For the answer to that, you'd have to look to the Kenai Peninsula Borough government itself. Within the Planning Department, there's a position set up to specifically deal with the issue of road names and addresses. This is to implement the "Enhanced 911" system, so emergency responders can find your location if you're having a medical emergency or your house is burning down. Nothing wrong with that.

And, there's a logical system for the assignment of names and addresses. If you ever wondered how your house number came to be, there are 1,000 numbers per mile as measured from the Seward Principal Meridian and the Seward Base Line. Nothing wrong with that either.

The problem arises when the person charged with implementing this system (the road name czar) thinks that emergency responders won't know whether to turn right or left. The road name czar's solution to this problem has been to rename a roadway to something else whenever it crosses another major roadway. Now, there is something wrong with that.

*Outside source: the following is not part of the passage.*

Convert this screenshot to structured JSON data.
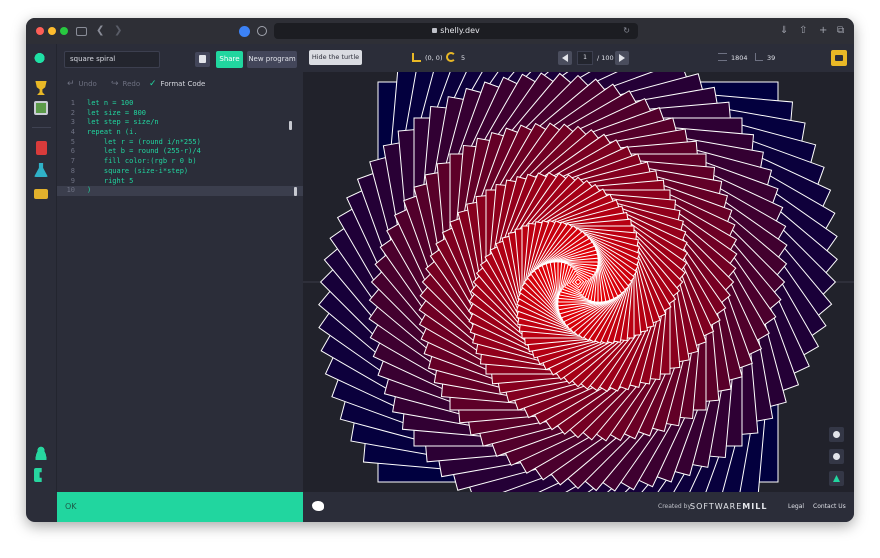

Not only is it in direct violation of the borough's statute governing road names, but the continued practice of this misguided notion will result in roads with many names. For example, Main Street in Homer, intersects with the Homer Bypass; one block to the north it intersects Pioneer Avenue. Obviously, the section south of the Bypass should carry one name; the section between the Bypass and Pioneer should carry another and the section north of Pioneer, yet another. So, who gets to retain the original name and who will have to change their address to comply with the new naming program?

There's going to be a battle over historical precedent versus the greater number of people affected. Extend this problem across the entire borough and you have road name chaos that should guarantee the continued employment of the road name czar for years to come. There must be a better way.

The logical solution is already embodied within the statutes governing the assignment of street names and addresses. Since 1,000 numbers per mile equates to a new address number every 5.28 feet and roadways are wider than that, it follows that if each side of an intersection were assigned an address number, based on the location of the sign itself, they would indicate not only where you are in the address system, but also which way to turn to find a particular address.

For example, if you're looking for your friend's place at 47650 View Ave. and you come to the intersection of Big Highway and View Avenue, all you need to do is look at the number signs on each side of the roadway. There you see one sign reading 38764 and the other reading 38753. Since the address you're looking for is a higher number than the ones on the signs, you know you turn toward the higher numbered sign. And vice versa.

The simple addition of a few number signs at the intersections, where they're needed, would guarantee that emergency personnel would be able to arrive at their destination without delay or confusion and the borough could implement a logical road naming system that would follow the statutes and let the citizens of the borough live without unnecessary interference in their lives.

The scenario above is not a fabrication. The borough recently renamed the section of road that I live on, which had previously carried the same name for more than 50 years. They had to go counter to their own statutes to do it.

Maybe I should feel honored since the street I live on now bears my name. However, it's a major hassle to be forced to change my address and notify everyone of that — family, friends, Post Office, banks, etc. The borough even told me that I personally have to notify the Borough Assessing Department. I guess that's because now they can't find me.

I proposed the number sign idea to the head of the Borough Planning Department and it was well received. However, I have no idea whether it'll be implemented. My hope is that anyone else finding themselves in a situation similar to this will demand that the borough follow its own rules and that they will have this idea to use as a lever to make that happen.

Chip Sorensen has lived in Homer for more than 39 years. He's lived at the same location on Yukon Street for the last 23 years, until the borough recently changed the name of the southern section of Yukon Street, where he still resides, to Sorensen Street.